Large raised bogs and patterned fens cover 56% of the landscape in the Glacial Lake Agassiz region of northern Minnesota (USA). Organic acids supply most of the acidity in the surface water of the bogs, but groundwater upwelling from the underlying glacial deposits neutralizes these organic acids within deep peat. Substantial concentrations of organic acids also occur in the surface waters of fens mixed with variable amounts of inorganic solutes contributed by groundwater discharge. We used a triprotic analog model to determine the extent to which organic acids in fen and bog waters behave as strong or weak acids. The modeling approach optimized charge balance by calibrating estimates of mole site density in the DOC (dissolved organic carbon) of surface and pore waters with estimates of triprotic acid dissociation constants. Before the calibration process, all of the bog waters and 76% of the fen waters had more than +20% imbalance in charge balance. After calibration, more than 75% of all waters were electrochemically balanced within 20%. In the best calibration, the mole site denisty of bog DOC was estimated as ∼0.05 mmol/mmol C., approximately six times smaller than that estimated for fen DOC or the DOC in the fen deeper fen peats that underlie all bog landforms. The three modeled de-protonation constants were; pKa1=∼3.0, pKa2=∼4.5 and pK a3=∼7.0 for the bog DOC, and; pKa1=∼5.2, pK a2=∼ 6.5 and pKa3=∼7.0 for the fen DOC. Bog DOC, behaves as a strong acid despite its small mole site density.
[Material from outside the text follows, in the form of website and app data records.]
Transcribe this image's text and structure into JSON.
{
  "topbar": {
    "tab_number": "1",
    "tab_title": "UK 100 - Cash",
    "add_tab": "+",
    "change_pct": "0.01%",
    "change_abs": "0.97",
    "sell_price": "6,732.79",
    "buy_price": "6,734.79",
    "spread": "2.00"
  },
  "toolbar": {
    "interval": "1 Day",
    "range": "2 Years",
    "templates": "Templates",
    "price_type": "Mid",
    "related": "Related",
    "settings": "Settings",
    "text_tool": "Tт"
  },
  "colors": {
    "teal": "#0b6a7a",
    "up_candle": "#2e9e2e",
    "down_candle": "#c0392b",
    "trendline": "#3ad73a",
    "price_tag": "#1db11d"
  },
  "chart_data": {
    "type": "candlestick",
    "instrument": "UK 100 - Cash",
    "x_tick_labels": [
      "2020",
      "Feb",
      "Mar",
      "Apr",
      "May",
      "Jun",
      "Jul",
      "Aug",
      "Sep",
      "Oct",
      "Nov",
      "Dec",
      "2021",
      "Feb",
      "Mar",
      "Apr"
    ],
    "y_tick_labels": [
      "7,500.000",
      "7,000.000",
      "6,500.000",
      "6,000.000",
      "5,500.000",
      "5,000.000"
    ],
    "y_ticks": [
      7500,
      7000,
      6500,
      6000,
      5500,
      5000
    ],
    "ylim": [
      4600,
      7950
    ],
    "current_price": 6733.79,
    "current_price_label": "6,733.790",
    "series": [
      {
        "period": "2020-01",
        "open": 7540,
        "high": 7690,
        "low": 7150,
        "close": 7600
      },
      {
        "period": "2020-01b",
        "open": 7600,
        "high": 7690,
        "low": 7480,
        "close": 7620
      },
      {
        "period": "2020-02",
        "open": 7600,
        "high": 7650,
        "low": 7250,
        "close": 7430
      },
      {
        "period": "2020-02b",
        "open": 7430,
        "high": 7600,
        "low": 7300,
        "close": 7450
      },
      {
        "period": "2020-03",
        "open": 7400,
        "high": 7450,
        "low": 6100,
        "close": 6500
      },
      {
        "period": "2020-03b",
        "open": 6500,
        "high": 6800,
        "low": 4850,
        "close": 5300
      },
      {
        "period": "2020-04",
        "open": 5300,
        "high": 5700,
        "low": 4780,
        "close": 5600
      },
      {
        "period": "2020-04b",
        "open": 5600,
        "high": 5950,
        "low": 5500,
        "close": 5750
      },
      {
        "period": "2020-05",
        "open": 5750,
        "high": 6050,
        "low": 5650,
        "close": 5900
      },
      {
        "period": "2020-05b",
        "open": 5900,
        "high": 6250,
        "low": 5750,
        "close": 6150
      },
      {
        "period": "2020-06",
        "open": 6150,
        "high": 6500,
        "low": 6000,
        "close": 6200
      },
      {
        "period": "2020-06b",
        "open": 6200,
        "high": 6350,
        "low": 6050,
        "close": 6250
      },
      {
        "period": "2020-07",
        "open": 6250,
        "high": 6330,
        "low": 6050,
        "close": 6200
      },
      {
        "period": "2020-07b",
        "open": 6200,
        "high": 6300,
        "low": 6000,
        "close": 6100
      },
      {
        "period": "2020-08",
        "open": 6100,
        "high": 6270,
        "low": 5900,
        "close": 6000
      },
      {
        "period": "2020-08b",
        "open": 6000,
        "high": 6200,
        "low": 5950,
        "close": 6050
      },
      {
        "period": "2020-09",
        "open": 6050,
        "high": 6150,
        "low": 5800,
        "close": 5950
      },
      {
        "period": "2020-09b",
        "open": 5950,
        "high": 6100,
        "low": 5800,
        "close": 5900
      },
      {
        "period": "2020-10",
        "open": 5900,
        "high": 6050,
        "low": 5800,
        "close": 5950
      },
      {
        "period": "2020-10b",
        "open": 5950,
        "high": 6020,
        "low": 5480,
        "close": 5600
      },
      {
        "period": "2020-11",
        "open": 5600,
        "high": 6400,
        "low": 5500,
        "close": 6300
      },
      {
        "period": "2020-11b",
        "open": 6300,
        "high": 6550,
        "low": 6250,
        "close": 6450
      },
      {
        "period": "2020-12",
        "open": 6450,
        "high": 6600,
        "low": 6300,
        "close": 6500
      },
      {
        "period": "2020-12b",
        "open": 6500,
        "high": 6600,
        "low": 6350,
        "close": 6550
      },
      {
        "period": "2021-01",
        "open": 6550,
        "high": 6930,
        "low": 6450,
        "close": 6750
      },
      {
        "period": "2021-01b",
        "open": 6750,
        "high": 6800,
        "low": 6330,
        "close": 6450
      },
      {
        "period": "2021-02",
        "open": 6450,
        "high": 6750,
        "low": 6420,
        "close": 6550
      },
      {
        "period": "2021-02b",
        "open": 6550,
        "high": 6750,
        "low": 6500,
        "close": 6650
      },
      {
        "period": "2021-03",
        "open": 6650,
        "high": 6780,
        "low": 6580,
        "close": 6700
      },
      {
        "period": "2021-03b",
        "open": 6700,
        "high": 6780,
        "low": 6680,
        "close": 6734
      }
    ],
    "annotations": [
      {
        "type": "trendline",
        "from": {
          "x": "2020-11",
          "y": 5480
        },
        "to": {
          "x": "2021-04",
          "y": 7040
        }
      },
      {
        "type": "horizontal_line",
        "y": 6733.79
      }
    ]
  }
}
The DOC in bog runoff can therefore theoretically acidify the surface waters in adjacent fens wherever these waters do not receive sufficient buffering alkalinity from active groundwater seepage.
- Organic acids